▶ **What to work on**
Using the entries that follow, give only the number of lines with the word "JSON" in them.
(Records shown begins)
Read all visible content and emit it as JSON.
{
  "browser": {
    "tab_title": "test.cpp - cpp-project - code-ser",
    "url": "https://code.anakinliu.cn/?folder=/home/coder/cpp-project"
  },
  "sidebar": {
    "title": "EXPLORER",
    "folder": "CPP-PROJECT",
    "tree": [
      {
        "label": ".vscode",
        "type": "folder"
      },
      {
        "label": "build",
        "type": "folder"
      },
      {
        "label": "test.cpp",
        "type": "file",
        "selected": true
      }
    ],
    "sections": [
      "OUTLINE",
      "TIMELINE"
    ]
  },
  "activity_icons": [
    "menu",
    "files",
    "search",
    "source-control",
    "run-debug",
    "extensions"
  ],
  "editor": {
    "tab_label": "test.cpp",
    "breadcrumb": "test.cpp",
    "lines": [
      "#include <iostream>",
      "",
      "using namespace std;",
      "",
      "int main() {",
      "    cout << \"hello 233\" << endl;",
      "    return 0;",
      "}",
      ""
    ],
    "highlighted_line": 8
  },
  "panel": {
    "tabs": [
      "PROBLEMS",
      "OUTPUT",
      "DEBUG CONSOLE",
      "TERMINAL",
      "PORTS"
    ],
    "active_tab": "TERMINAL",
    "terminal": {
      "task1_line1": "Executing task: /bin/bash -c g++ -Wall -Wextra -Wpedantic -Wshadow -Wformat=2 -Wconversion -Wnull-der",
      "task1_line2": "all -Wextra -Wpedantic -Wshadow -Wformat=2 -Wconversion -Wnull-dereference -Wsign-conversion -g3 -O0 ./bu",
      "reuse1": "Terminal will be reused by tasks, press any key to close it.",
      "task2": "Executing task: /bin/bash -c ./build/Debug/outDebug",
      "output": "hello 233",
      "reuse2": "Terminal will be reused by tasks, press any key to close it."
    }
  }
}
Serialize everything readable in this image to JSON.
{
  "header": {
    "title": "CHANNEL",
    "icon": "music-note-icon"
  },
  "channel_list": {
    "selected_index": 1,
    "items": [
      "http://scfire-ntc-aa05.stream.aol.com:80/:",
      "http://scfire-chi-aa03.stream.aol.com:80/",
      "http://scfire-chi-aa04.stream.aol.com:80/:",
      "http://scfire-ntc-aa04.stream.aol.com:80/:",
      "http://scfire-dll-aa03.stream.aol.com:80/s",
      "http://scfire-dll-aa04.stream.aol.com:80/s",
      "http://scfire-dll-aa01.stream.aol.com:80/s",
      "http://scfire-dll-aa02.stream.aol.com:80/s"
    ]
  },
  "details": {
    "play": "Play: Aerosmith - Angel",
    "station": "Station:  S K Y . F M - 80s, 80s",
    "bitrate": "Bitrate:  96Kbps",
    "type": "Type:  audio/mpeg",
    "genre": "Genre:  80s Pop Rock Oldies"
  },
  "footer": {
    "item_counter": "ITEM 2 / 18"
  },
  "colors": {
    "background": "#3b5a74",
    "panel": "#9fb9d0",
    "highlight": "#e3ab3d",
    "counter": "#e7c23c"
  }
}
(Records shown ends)
▶ **Result for this task**
2